Stocks lost more than 7 percent, $872 billion of investments evaporated, and the Dow fell to 8,579. When the average crashed through the 9,000 level for the first time in five years in the final hour of trading, sellers had only begun to hit the gas pedal.
As bad as the day was, even worse was the cumulative effect of a historic run of declines: The Dow suffered a triple-digit loss for the sixth day in a row, a first, and the average dropped for the seventh day in a row, a losing streak not seen since 2002.
"Right now the market is just panicked," said David Wyss, chief economist at Standard & Poor's in New York. "Nobody wants to take on any risk. Everybody just wants to get their money and put it under the mattress."
It all took place one year to the day after the Dow closed at its record high of 14,164. Since that day, frozen credit, record foreclosures, cascading job losses and outright fear have seized the market and sapped 39 percent of its value.
Paper losses for the year add up to a staggering $8.3 trillion, according to figures measured by the Dow Jones Wilshire 5000 Composite Index, which tracks 5,000 U.S.-based companies representing almost all stocks traded in America.
It was the second straight day that Wall Street was rocked by a final-hour sell-off, but this one was particularly shocking.
Most of the day was relatively calm, and the trading floor was quieter than usual because of the Jewish holiday of Yom Kippur. Wall Street awoke to news the federal government was brandishing a new weapon against the financial crisis: considering seeking an equity stake in major U.S. banks in order to stabilize them.

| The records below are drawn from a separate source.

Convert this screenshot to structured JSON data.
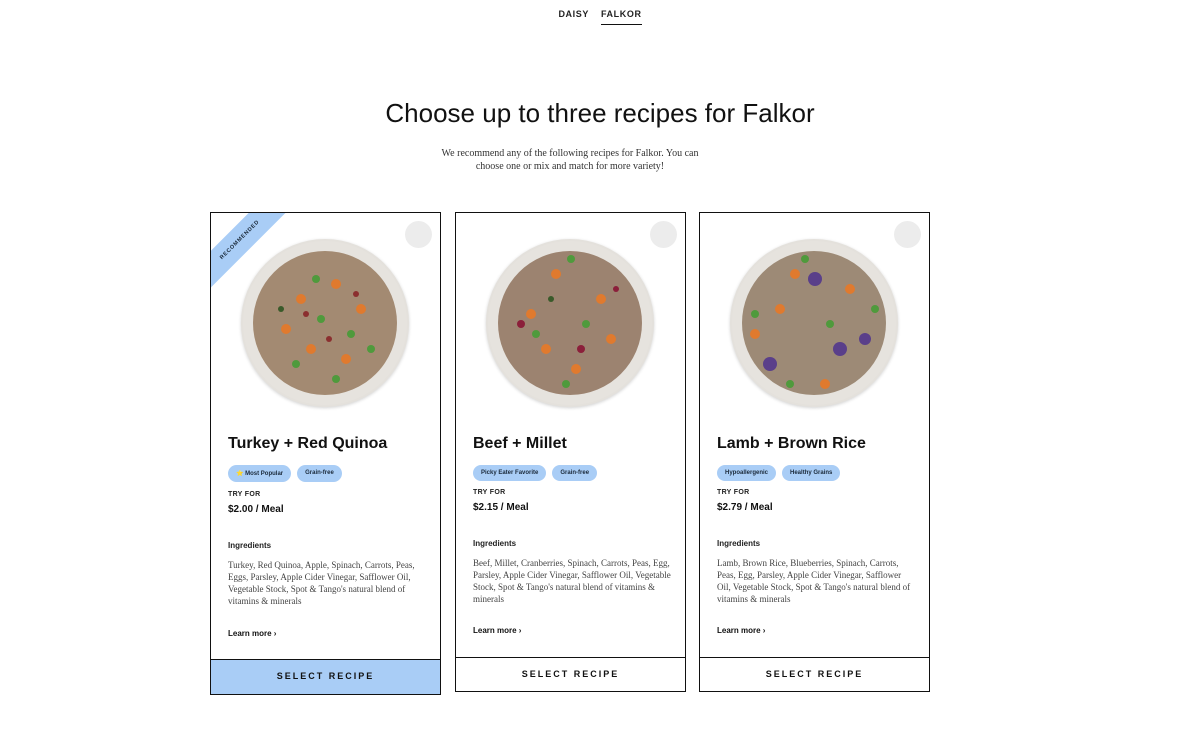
{
  "tabs": [
    {
      "label": "DAISY",
      "active": false
    },
    {
      "label": "FALKOR",
      "active": true
    }
  ],
  "title": "Choose up to three recipes for Falkor",
  "subtitle": "We recommend any of the following recipes for Falkor. You can choose one or mix and match for more variety!",
  "colors": {
    "accent": "#a9cdf6",
    "border": "#111111"
  },
  "recipes": [
    {
      "ribbon": "RECOMMENDED",
      "name": "Turkey + Red Quinoa",
      "badges": [
        "⭐ Most Popular",
        "Grain-free"
      ],
      "try_for": "TRY FOR",
      "price": "$2.00 / Meal",
      "ingredients_title": "Ingredients",
      "ingredients": "Turkey, Red Quinoa, Apple, Spinach, Carrots, Peas, Eggs, Parsley, Apple Cider Vinegar, Safflower Oil, Vegetable Stock, Spot & Tango's natural blend of vitamins & minerals",
      "learn_more": "Learn more ›",
      "select_label": "SELECT RECIPE",
      "selected": true
    },
    {
      "name": "Beef + Millet",
      "badges": [
        "Picky Eater Favorite",
        "Grain-free"
      ],
      "try_for": "TRY FOR",
      "price": "$2.15 / Meal",
      "ingredients_title": "Ingredients",
      "ingredients": "Beef, Millet, Cranberries, Spinach, Carrots, Peas, Egg, Parsley, Apple Cider Vinegar, Safflower Oil, Vegetable Stock, Spot & Tango's natural blend of vitamins & minerals",
      "learn_more": "Learn more ›",
      "select_label": "SELECT RECIPE",
      "selected": false
    },
    {
      "name": "Lamb + Brown Rice",
      "badges": [
        "Hypoallergenic",
        "Healthy Grains"
      ],
      "try_for": "TRY FOR",
      "price": "$2.79 / Meal",
      "ingredients_title": "Ingredients",
      "ingredients": "Lamb, Brown Rice, Blueberries, Spinach, Carrots, Peas, Egg, Parsley, Apple Cider Vinegar, Safflower Oil, Vegetable Stock, Spot & Tango's natural blend of vitamins & minerals",
      "learn_more": "Learn more ›",
      "select_label": "SELECT RECIPE",
      "selected": false
    }
  ]
}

But that step appeared to be as ineffectual as the others Washington has rolled out in recent weeks, including a $700 billion bailout of the financial industry, a coordinated interest rate cut by central banks around the world and direct lending by the Federal Reserve to private companies to provide them with short-term cash.

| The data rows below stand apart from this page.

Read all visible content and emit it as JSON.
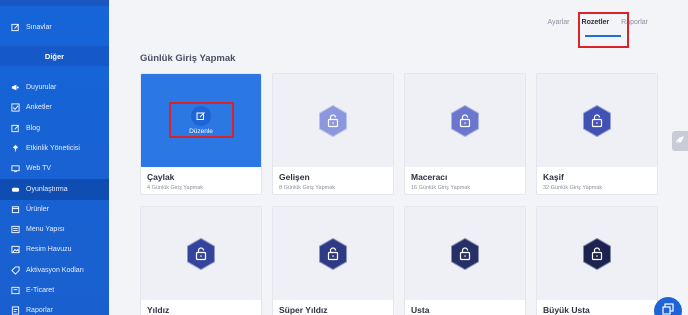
{
  "sidebar": {
    "top_item": {
      "label": "Sınavlar",
      "icon": "edit-icon"
    },
    "section_label": "Diğer",
    "items": [
      {
        "label": "Duyurular",
        "icon": "megaphone-icon"
      },
      {
        "label": "Anketler",
        "icon": "checkbox-icon"
      },
      {
        "label": "Blog",
        "icon": "edit-icon"
      },
      {
        "label": "Etkinlik Yöneticisi",
        "icon": "pin-icon"
      },
      {
        "label": "Web TV",
        "icon": "tv-icon"
      },
      {
        "label": "Oyunlaştırma",
        "icon": "gamepad-icon",
        "active": true
      },
      {
        "label": "Ürünler",
        "icon": "box-icon"
      },
      {
        "label": "Menu Yapısı",
        "icon": "menu-icon"
      },
      {
        "label": "Resim Havuzu",
        "icon": "image-icon"
      },
      {
        "label": "Aktivasyon Kodları",
        "icon": "tag-icon"
      },
      {
        "label": "E-Ticaret",
        "icon": "cart-icon"
      },
      {
        "label": "Raporlar",
        "icon": "report-icon"
      }
    ]
  },
  "tabs": [
    {
      "label": "Ayarlar",
      "active": false
    },
    {
      "label": "Rozetler",
      "active": true
    },
    {
      "label": "Raporlar",
      "active": false
    }
  ],
  "section_title": "Günlük Giriş Yapmak",
  "edit_label": "Düzenle",
  "badges": [
    {
      "name": "Çaylak",
      "desc": "4 Günlük Giriş Yapmak",
      "color": "#2b78e4",
      "selected": true
    },
    {
      "name": "Gelişen",
      "desc": "8 Günlük Giriş Yapmak",
      "color": "#8c97dd"
    },
    {
      "name": "Maceracı",
      "desc": "16 Günlük Giriş Yapmak",
      "color": "#6b77cf"
    },
    {
      "name": "Kaşif",
      "desc": "32 Günlük Giriş Yapmak",
      "color": "#4251b4"
    },
    {
      "name": "Yıldız",
      "desc": "",
      "color": "#34449c"
    },
    {
      "name": "Süper Yıldız",
      "desc": "",
      "color": "#2e3b84"
    },
    {
      "name": "Usta",
      "desc": "",
      "color": "#263066"
    },
    {
      "name": "Büyük Usta",
      "desc": "",
      "color": "#1c2350"
    }
  ],
  "colors": {
    "sidebar": "#1565d8",
    "accent": "#1f6fe0",
    "highlight": "#d8232a"
  }
}
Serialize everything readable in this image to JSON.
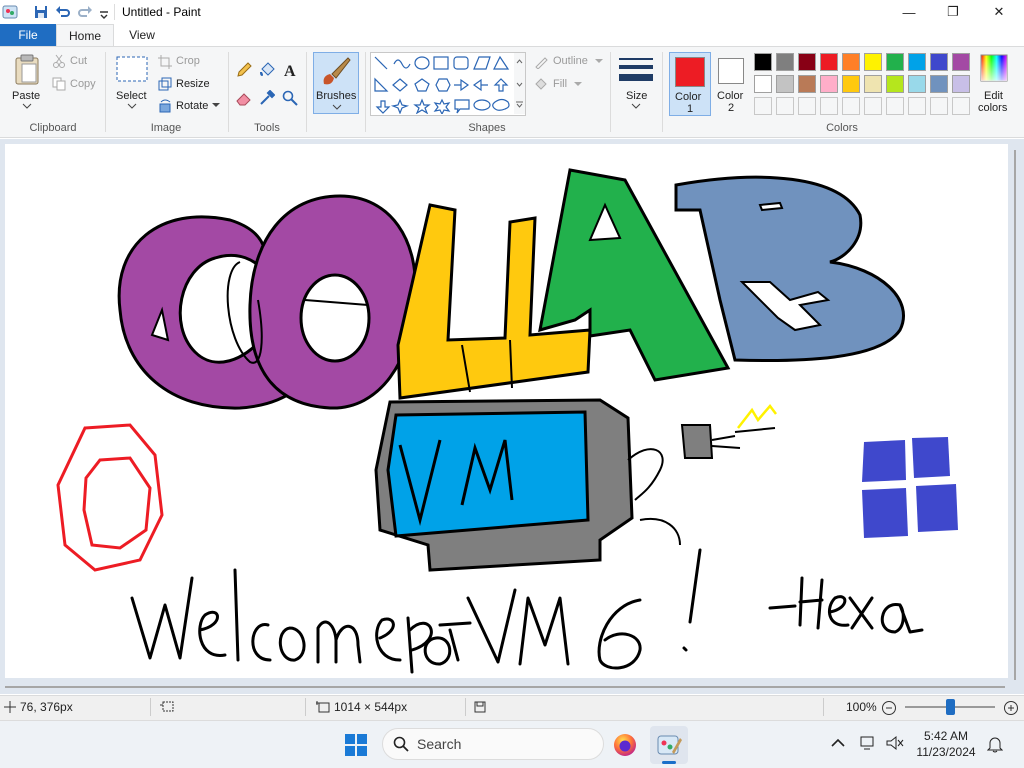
{
  "window": {
    "title": "Untitled - Paint",
    "controls": {
      "minimize": "—",
      "maximize": "❐",
      "close": "✕"
    }
  },
  "menu": {
    "file": "File",
    "tabs": [
      {
        "label": "Home"
      },
      {
        "label": "View"
      }
    ]
  },
  "ribbon": {
    "clipboard": {
      "paste": "Paste",
      "cut": "Cut",
      "copy": "Copy",
      "group": "Clipboard"
    },
    "image": {
      "select": "Select",
      "crop": "Crop",
      "resize": "Resize",
      "rotate": "Rotate",
      "group": "Image"
    },
    "tools": {
      "group": "Tools"
    },
    "brushes": {
      "label": "Brushes"
    },
    "shapes": {
      "outline": "Outline",
      "fill": "Fill",
      "group": "Shapes"
    },
    "size": {
      "label": "Size"
    },
    "color1": {
      "label": "Color",
      "num": "1",
      "value": "#ed1c24"
    },
    "color2": {
      "label": "Color",
      "num": "2",
      "value": "#ffffff"
    },
    "colors": {
      "group": "Colors",
      "edit_line1": "Edit",
      "edit_line2": "colors",
      "row1": [
        "#000000",
        "#7f7f7f",
        "#880015",
        "#ed1c24",
        "#ff7f27",
        "#fff200",
        "#22b14c",
        "#00a2e8",
        "#3f48cc",
        "#a349a4"
      ],
      "row2": [
        "#ffffff",
        "#c3c3c3",
        "#b97a57",
        "#ffaec9",
        "#ffc90e",
        "#efe4b0",
        "#b5e61d",
        "#99d9ea",
        "#7092be",
        "#c8bfe7"
      ]
    }
  },
  "canvas": {
    "drawing_text": "Welcome to VM 6! -Hexa",
    "colors": {
      "purple": "#a349a4",
      "yellow": "#ffc90e",
      "green": "#22b14c",
      "steel_blue": "#7092be",
      "screen_blue": "#00a2e8",
      "gray": "#7f7f7f",
      "red": "#ed1c24",
      "windows_blue": "#3f48cc",
      "doodle_yellow": "#fff200"
    }
  },
  "statusbar": {
    "cursor_pos": "76, 376px",
    "canvas_size": "1014 × 544px",
    "zoom": "100%"
  },
  "taskbar": {
    "search_placeholder": "Search",
    "time": "5:42 AM",
    "date": "11/23/2024"
  }
}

Acquiring a stake in the banks would be yet another startling intervention by the government in the free market, but economists said President Bush was left with little choice because of the credit markets, where tight lending has choked off the everyday cash that is the lifeblood of the economy.
"In normal times, this would be out of the question, but in the present dire situation, I think the government should be employing all the powers that it can," said Sung Won Sohn, an economics professor at California State University, Channel Islands.

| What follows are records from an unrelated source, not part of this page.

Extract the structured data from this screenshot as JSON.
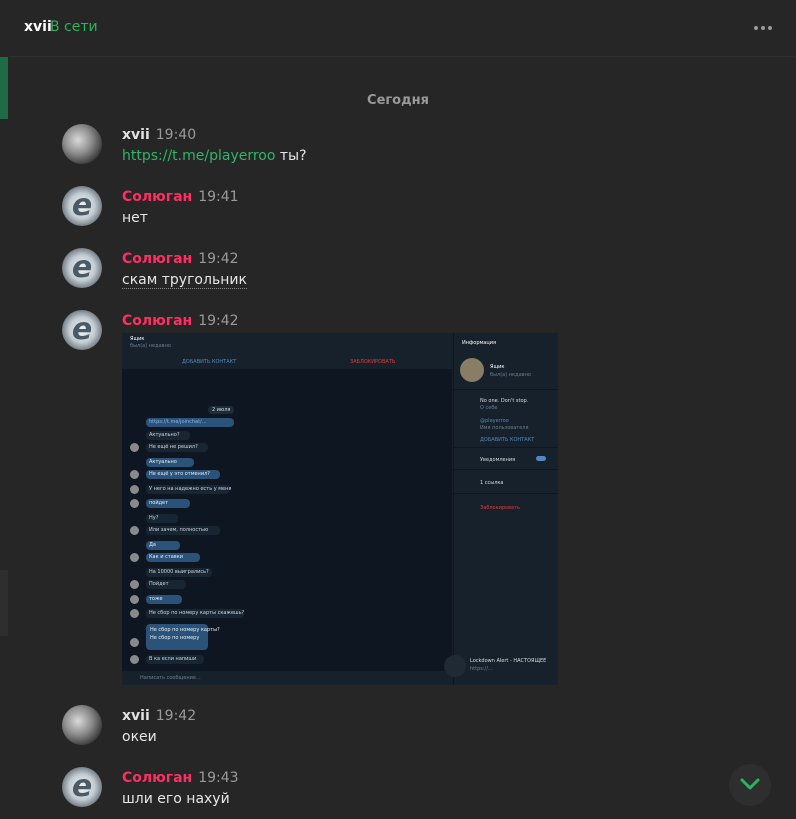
{
  "header": {
    "name": "xvii",
    "status": "В сети"
  },
  "date_divider": "Сегодня",
  "messages": [
    {
      "author": "xvii",
      "time": "19:40",
      "link": "https://t.me/playerroo",
      "text": " ты?"
    },
    {
      "author": "Солюган",
      "time": "19:41",
      "text": "нет"
    },
    {
      "author": "Солюган",
      "time": "19:42",
      "text": "скам тругольник"
    },
    {
      "author": "Солюган",
      "time": "19:42",
      "attachment": "screenshot"
    },
    {
      "author": "xvii",
      "time": "19:42",
      "text": "океи"
    },
    {
      "author": "Солюган",
      "time": "19:43",
      "text": "шли его нахуй"
    }
  ],
  "screenshot": {
    "chat_title": "Ящик",
    "chat_sub": "был(а) недавно",
    "add_contact": "ДОБАВИТЬ КОНТАКТ",
    "report": "ЗАБЛОКИРОВАТЬ",
    "date": "2 июля",
    "info_title": "Информация",
    "info_name": "Ящик",
    "info_sub": "был(а) недавно",
    "bio": "No one. Don't stop.",
    "bio_label": "О себе",
    "username": "@playerroo",
    "username_label": "Имя пользователя",
    "add_contact_2": "ДОБАВИТЬ КОНТАКТ",
    "notifications": "Уведомления",
    "links": "1 ссылка",
    "block": "Заблокировать",
    "bubbles": [
      "https://t.me/joinchat/...",
      "Актуально?",
      "Не ещё не решил?",
      "Актуально",
      "Не ещё у это отменил?",
      "У него на надежно есть у меня",
      "пойдет",
      "Ну?",
      "Или зачем, полностью",
      "Да",
      "Как и ставки",
      "На 10000 выигрались?",
      "Пойдет",
      "тоже",
      "Не сбор по номеру карты скажешь?",
      "Не сбор по номеру карты?",
      "Не сбор по номеру",
      "В ка если напиши"
    ],
    "placeholder": "Написать сообщение...",
    "bottom_preview_title": "Lockdown Alert - НАСТОЯЩЕЕ",
    "bottom_preview_sub": "https://..."
  },
  "colors": {
    "green": "#29b55a",
    "pink": "#ff2e63",
    "link": "#2fb56a",
    "bg": "#262626"
  }
}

After the closing bell, shellshocked traders and bankers gathered at Bobby Van's Steakhouse and downed beers and drinks to chase the ghastly numbers. One Wall Streeter joked things had gotten so bad that he should apply for a job as a waiter.
For the Dow, it has been nothing short of a free fall:
¢ The average is down 2,338 points, or 21 percent, in the last four weeks, since the Lehman Brothers bankruptcy escalated a long-running credit crunch into a full-fledged crisis.
¢ The point decline Thursday was the third-worst in Dow history. The worst, 778 points, came less than two weeks ago.
¢ Of the last 19 trading days, there have been 11 triple-digit losses, including the unprecedented six straight.